*** Opening Data extract ***

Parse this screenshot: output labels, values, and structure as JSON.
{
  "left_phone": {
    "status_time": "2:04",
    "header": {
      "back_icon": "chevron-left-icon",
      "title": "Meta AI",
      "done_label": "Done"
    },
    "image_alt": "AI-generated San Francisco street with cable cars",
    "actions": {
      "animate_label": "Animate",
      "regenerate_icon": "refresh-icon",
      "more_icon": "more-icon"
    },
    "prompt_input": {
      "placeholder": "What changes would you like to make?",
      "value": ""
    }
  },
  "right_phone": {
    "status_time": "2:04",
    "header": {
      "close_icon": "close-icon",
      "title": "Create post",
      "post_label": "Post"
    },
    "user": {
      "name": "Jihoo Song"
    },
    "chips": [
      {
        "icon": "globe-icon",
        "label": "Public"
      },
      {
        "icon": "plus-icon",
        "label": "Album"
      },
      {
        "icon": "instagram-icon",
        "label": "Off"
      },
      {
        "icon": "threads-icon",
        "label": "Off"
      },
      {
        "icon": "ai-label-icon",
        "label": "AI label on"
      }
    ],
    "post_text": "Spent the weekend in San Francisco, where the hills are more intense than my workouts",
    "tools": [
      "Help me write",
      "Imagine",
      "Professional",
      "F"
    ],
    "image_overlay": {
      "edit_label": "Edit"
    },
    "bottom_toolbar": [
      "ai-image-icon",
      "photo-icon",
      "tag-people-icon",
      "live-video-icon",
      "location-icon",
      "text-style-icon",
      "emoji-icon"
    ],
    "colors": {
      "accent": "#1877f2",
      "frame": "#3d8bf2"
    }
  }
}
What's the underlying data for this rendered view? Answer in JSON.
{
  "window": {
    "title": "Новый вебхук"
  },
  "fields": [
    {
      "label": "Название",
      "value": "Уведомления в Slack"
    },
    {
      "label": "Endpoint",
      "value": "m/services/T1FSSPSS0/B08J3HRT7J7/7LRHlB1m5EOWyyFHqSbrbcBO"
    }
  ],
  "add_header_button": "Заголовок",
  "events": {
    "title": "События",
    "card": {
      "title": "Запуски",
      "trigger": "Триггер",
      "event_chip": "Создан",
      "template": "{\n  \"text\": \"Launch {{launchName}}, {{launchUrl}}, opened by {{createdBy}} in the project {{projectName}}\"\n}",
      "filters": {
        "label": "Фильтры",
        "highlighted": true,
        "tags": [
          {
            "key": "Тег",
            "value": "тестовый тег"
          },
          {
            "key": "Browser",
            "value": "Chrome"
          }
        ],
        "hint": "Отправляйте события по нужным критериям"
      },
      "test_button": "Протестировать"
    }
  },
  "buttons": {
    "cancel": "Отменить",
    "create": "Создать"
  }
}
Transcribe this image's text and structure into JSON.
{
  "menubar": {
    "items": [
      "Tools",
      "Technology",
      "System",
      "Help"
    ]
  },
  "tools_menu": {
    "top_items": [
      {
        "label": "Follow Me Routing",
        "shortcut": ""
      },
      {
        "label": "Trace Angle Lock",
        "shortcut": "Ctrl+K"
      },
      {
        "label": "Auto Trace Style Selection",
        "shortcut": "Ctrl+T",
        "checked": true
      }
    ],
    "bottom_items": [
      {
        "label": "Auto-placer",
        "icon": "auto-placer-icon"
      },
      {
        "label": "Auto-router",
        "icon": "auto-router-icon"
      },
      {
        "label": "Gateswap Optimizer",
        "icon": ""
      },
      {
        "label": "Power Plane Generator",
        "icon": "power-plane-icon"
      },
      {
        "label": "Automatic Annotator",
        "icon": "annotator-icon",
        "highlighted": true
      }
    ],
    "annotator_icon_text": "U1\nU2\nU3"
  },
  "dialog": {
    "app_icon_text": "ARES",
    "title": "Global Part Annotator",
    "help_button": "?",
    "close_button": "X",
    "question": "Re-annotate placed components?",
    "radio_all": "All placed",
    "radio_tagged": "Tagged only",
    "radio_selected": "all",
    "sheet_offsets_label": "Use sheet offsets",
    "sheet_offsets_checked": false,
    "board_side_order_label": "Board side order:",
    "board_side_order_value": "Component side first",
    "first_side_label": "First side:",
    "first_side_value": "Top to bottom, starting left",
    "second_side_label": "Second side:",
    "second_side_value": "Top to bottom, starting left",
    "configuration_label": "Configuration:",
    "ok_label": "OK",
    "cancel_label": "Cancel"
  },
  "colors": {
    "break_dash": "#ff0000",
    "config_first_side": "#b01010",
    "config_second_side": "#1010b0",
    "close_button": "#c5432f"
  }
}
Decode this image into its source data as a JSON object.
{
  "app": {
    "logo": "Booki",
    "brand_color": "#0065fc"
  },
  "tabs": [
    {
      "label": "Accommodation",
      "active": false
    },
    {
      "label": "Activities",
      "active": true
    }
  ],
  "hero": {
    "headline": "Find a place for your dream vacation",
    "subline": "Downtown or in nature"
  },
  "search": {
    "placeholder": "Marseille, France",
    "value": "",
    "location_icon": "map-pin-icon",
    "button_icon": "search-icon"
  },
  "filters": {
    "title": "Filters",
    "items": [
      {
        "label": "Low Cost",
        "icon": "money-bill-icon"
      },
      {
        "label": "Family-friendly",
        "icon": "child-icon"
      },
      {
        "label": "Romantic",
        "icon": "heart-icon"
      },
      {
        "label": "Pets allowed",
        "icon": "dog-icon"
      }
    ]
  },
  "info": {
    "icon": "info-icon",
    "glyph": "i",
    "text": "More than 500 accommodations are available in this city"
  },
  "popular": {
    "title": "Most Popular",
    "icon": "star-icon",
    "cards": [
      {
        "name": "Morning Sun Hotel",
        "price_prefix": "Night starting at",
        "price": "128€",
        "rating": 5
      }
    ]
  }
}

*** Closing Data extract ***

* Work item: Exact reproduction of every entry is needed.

* Result for this exercise:
Parse this screenshot: output labels, values, and structure as JSON.
{
  "left_phone": {
    "status_time": "2:04",
    "header": {
      "back_icon": "chevron-left-icon",
      "title": "Meta AI",
      "done_label": "Done"
    },
    "image_alt": "AI-generated San Francisco street with cable cars",
    "actions": {
      "animate_label": "Animate",
      "regenerate_icon": "refresh-icon",
      "more_icon": "more-icon"
    },
    "prompt_input": {
      "placeholder": "What changes would you like to make?",
      "value": ""
    }
  },
  "right_phone": {
    "status_time": "2:04",
    "header": {
      "close_icon": "close-icon",
      "title": "Create post",
      "post_label": "Post"
    },
    "user": {
      "name": "Jihoo Song"
    },
    "chips": [
      {
        "icon": "globe-icon",
        "label": "Public"
      },
      {
        "icon": "plus-icon",
        "label": "Album"
      },
      {
        "icon": "instagram-icon",
        "label": "Off"
      },
      {
        "icon": "threads-icon",
        "label": "Off"
      },
      {
        "icon": "ai-label-icon",
        "label": "AI label on"
      }
    ],
    "post_text": "Spent the weekend in San Francisco, where the hills are more intense than my workouts",
    "tools": [
      "Help me write",
      "Imagine",
      "Professional",
      "F"
    ],
    "image_overlay": {
      "edit_label": "Edit"
    },
    "bottom_toolbar": [
      "ai-image-icon",
      "photo-icon",
      "tag-people-icon",
      "live-video-icon",
      "location-icon",
      "text-style-icon",
      "emoji-icon"
    ],
    "colors": {
      "accent": "#1877f2",
      "frame": "#3d8bf2"
    }
  }
}
What's the underlying data for this rendered view? Answer in JSON.
{
  "window": {
    "title": "Новый вебхук"
  },
  "fields": [
    {
      "label": "Название",
      "value": "Уведомления в Slack"
    },
    {
      "label": "Endpoint",
      "value": "m/services/T1FSSPSS0/B08J3HRT7J7/7LRHlB1m5EOWyyFHqSbrbcBO"
    }
  ],
  "add_header_button": "Заголовок",
  "events": {
    "title": "События",
    "card": {
      "title": "Запуски",
      "trigger": "Триггер",
      "event_chip": "Создан",
      "template": "{\n  \"text\": \"Launch {{launchName}}, {{launchUrl}}, opened by {{createdBy}} in the project {{projectName}}\"\n}",
      "filters": {
        "label": "Фильтры",
        "highlighted": true,
        "tags": [
          {
            "key": "Тег",
            "value": "тестовый тег"
          },
          {
            "key": "Browser",
            "value": "Chrome"
          }
        ],
        "hint": "Отправляйте события по нужным критериям"
      },
      "test_button": "Протестировать"
    }
  },
  "buttons": {
    "cancel": "Отменить",
    "create": "Создать"
  }
}
Transcribe this image's text and structure into JSON.
{
  "menubar": {
    "items": [
      "Tools",
      "Technology",
      "System",
      "Help"
    ]
  },
  "tools_menu": {
    "top_items": [
      {
        "label": "Follow Me Routing",
        "shortcut": ""
      },
      {
        "label": "Trace Angle Lock",
        "shortcut": "Ctrl+K"
      },
      {
        "label": "Auto Trace Style Selection",
        "shortcut": "Ctrl+T",
        "checked": true
      }
    ],
    "bottom_items": [
      {
        "label": "Auto-placer",
        "icon": "auto-placer-icon"
      },
      {
        "label": "Auto-router",
        "icon": "auto-router-icon"
      },
      {
        "label": "Gateswap Optimizer",
        "icon": ""
      },
      {
        "label": "Power Plane Generator",
        "icon": "power-plane-icon"
      },
      {
        "label": "Automatic Annotator",
        "icon": "annotator-icon",
        "highlighted": true
      }
    ],
    "annotator_icon_text": "U1\nU2\nU3"
  },
  "dialog": {
    "app_icon_text": "ARES",
    "title": "Global Part Annotator",
    "help_button": "?",
    "close_button": "X",
    "question": "Re-annotate placed components?",
    "radio_all": "All placed",
    "radio_tagged": "Tagged only",
    "radio_selected": "all",
    "sheet_offsets_label": "Use sheet offsets",
    "sheet_offsets_checked": false,
    "board_side_order_label": "Board side order:",
    "board_side_order_value": "Component side first",
    "first_side_label": "First side:",
    "first_side_value": "Top to bottom, starting left",
    "second_side_label": "Second side:",
    "second_side_value": "Top to bottom, starting left",
    "configuration_label": "Configuration:",
    "ok_label": "OK",
    "cancel_label": "Cancel"
  },
  "colors": {
    "break_dash": "#ff0000",
    "config_first_side": "#b01010",
    "config_second_side": "#1010b0",
    "close_button": "#c5432f"
  }
}
Decode this image into its source data as a JSON object.
{
  "app": {
    "logo": "Booki",
    "brand_color": "#0065fc"
  },
  "tabs": [
    {
      "label": "Accommodation",
      "active": false
    },
    {
      "label": "Activities",
      "active": true
    }
  ],
  "hero": {
    "headline": "Find a place for your dream vacation",
    "subline": "Downtown or in nature"
  },
  "search": {
    "placeholder": "Marseille, France",
    "value": "",
    "location_icon": "map-pin-icon",
    "button_icon": "search-icon"
  },
  "filters": {
    "title": "Filters",
    "items": [
      {
        "label": "Low Cost",
        "icon": "money-bill-icon"
      },
      {
        "label": "Family-friendly",
        "icon": "child-icon"
      },
      {
        "label": "Romantic",
        "icon": "heart-icon"
      },
      {
        "label": "Pets allowed",
        "icon": "dog-icon"
      }
    ]
  },
  "info": {
    "icon": "info-icon",
    "glyph": "i",
    "text": "More than 500 accommodations are available in this city"
  },
  "popular": {
    "title": "Most Popular",
    "icon": "star-icon",
    "cards": [
      {
        "name": "Morning Sun Hotel",
        "price_prefix": "Night starting at",
        "price": "128€",
        "rating": 5
      }
    ]
  }
}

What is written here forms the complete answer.